Subsequent dynasties, such as the Han, Sui, and Ming, continued the construction and reinforcement of the Great Wall. Each dynasty faced unique threats and challenges, ranging from nomadic invasions to internal conflicts. The Han Dynasty extended the wall’s reach to protect vital trade routes along the Silk Road, ensuring the safety of valuable commodities and fostering economic prosperity.

The Ming Dynasty, from the 14th to the 17th century, saw the most significant expansion and reinforcement of the Great Wall. The primary objective during this period was to protect China from Mongol invasions led by Genghis Khan and his successors. The Ming Dynasty erected imposing walls, fortified by watchtowers and defense systems, to create an impregnable defense line. This period witnessed the construction of the most well-known sections of the Great Wall, which still stand today.

How did the Great Wall exactly work?

The Great Wall’s effectiveness as a defensive structure relied on a combination of physical and strategic elements. The construction of the wall involved the use of various materials such as stone, brick, tamped earth, and wood. It stretched across diverse terrains, including mountains, deserts, and plateaus, showcasing the Chinese engineers’ adaptability and engineering prowess.

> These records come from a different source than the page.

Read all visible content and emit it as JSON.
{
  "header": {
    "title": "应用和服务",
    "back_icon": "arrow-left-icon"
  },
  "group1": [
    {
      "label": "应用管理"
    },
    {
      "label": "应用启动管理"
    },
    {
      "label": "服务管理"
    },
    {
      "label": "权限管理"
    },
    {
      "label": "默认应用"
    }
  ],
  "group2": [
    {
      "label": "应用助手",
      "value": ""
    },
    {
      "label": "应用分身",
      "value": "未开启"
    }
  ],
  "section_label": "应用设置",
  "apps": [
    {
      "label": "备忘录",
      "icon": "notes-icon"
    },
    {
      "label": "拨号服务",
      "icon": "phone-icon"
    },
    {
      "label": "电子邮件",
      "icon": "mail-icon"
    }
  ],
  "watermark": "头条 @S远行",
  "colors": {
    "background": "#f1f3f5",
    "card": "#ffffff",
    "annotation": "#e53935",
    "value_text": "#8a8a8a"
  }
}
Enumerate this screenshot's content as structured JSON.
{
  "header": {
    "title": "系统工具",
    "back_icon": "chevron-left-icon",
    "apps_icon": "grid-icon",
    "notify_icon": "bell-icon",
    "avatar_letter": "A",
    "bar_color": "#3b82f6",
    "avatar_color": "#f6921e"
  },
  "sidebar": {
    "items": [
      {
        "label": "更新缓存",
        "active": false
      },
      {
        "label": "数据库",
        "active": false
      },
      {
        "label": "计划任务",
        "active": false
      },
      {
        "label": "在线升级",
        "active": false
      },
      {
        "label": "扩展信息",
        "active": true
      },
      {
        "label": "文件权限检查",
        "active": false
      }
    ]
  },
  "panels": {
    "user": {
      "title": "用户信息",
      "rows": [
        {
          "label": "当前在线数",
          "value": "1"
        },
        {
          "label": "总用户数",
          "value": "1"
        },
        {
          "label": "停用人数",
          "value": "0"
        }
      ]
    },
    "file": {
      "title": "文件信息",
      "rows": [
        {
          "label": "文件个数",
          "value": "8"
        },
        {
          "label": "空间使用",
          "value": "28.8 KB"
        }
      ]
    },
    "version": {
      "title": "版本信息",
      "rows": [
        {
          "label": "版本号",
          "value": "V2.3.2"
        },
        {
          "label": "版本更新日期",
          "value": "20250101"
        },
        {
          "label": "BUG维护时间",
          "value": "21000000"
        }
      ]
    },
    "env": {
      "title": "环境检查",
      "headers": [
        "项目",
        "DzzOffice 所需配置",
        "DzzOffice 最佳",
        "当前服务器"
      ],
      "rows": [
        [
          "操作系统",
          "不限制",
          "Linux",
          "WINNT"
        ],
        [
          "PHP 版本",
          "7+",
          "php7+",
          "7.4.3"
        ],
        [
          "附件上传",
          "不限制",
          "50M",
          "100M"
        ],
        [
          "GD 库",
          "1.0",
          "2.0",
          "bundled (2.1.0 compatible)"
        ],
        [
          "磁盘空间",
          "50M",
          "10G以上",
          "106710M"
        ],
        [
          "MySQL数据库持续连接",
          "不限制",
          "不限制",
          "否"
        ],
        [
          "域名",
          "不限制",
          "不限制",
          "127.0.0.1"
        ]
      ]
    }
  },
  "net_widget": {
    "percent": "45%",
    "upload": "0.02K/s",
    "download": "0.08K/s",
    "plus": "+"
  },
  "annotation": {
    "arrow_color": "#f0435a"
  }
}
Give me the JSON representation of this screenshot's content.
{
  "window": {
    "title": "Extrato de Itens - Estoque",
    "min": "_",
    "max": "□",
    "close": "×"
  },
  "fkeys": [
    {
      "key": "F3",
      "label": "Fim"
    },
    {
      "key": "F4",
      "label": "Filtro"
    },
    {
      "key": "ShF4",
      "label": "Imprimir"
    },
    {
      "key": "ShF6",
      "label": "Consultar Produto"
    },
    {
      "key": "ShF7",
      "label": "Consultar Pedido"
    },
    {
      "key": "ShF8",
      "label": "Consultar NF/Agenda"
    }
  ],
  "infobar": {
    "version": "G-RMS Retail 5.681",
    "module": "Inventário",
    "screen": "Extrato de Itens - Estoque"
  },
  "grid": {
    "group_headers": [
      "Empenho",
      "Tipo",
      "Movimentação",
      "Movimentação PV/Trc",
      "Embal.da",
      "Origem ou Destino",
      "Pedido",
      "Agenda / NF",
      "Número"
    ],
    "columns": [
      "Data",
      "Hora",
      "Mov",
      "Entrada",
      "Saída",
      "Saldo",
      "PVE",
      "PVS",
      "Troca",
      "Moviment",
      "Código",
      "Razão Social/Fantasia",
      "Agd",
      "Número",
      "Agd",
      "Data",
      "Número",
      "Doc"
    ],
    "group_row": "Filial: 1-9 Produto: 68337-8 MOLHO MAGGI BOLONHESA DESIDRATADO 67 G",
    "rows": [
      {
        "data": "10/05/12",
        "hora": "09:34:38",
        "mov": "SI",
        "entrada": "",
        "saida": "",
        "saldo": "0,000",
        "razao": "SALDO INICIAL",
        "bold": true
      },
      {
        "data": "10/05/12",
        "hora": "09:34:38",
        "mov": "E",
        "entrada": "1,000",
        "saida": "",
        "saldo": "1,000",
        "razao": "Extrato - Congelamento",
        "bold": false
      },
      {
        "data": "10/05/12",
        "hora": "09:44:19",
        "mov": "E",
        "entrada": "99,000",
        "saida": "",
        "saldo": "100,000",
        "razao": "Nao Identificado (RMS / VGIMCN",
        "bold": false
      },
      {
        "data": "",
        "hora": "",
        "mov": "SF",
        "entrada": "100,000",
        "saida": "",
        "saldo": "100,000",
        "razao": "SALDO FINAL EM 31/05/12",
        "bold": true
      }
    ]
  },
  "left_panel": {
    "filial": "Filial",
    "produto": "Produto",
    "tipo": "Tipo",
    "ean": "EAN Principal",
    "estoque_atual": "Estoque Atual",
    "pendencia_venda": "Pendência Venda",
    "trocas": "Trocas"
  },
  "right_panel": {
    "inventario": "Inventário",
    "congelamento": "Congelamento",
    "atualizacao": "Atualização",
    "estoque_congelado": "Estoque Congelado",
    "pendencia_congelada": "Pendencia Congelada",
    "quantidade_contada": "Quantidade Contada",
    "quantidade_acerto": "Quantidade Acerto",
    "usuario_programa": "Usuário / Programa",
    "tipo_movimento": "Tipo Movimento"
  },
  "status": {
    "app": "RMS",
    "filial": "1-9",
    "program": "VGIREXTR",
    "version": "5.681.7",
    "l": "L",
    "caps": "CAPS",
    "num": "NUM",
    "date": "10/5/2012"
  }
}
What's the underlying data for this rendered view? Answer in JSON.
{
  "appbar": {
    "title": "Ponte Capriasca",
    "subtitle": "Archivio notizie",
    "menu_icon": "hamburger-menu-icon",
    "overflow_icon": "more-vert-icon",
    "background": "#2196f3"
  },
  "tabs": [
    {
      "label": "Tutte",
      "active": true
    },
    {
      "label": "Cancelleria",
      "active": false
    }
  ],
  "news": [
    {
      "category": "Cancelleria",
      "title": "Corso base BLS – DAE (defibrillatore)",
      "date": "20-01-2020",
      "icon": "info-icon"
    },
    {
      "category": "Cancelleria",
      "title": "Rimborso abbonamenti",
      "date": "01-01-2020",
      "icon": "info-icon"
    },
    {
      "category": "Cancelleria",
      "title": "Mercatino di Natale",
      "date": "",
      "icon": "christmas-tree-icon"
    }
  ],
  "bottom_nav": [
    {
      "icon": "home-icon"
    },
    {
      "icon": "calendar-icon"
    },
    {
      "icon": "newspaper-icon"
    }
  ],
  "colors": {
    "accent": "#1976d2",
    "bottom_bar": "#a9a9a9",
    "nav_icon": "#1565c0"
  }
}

The wall’s design incorporated numerous watchtowers, beacon towers, and fortresses along its length. These structures served as observation points and communication hubs, enabling rapid response to threats. Signal fires were used to alert neighboring garrisons of impending danger, ensuring a coordinated defense effort. The steep inclines, rugged terrain, and winding paths of the wall made it challenging for invading forces to breach the defenses. The Great Wall acted as a deterrent, forcing enemies to divert their routes or face a grueling battle.

Significance of the Great Wall today

Beyond its historical significance, the Great Wall holds immense cultural value for China and the world. Recognized as a UNESCO World Heritage site, it attracts millions of visitors annually, marveling at its grandeur and historical legacy. The Great Wall stands as a symbol of China’s rich history, architectural brilliance, and enduring spirit.

In modern times, the Great Wall has become a potent symbol of unity and national pride for the Chinese people. It serves as a reminder of the country’s resilience and its ability to overcome challenges. The wall’s presence has also fostered tourism and economic development in the surrounding regions, benefiting local communities and contributing to the preservation of cultural heritage.

Moreover, the Great Wall has become a powerful educational tool, offering insights into ancient civilizations and their achievements. It provides a glimpse into the monumental efforts undertaken by the Chinese people to protect their land and preserve their way of life.


The Great Wall of China, with its origins dating back centuries, remains an awe-inspiring testament to human ingenuity and determination. Originally built as a defense against nomadic invasions, the Great Wall’s significance extended far beyond its primary purpose. Serving as a communication network, trade route, and cultural symbol, it played a vital role in shaping Chinese history and identity.

Today, the Great Wall stands as a UNESCO World Heritage site, attracting visitors from around the globe. It symbolizes China’s rich heritage and serves as a reminder of human capability and endurance. As a lasting testament to the past, the Great Wall continues to inspire and captivate the world, emphasizing the significance of preserving our shared cultural treasures.

To know more detailed information about the Great Wall, you can read:

30 Interesting Facts about the Great Wall of China

Top 10 Great Wall Sections around Beijing

Lost your password?

A TripAdvisor award-winning China travel agency organizing diverse private and mini-group China tours. We offer in-depth experience, free cancellation, flexible & safe trips.




(08:00-21:00 Beijing Time)

Send us a quick inquiry

    I prefer to be contacted via: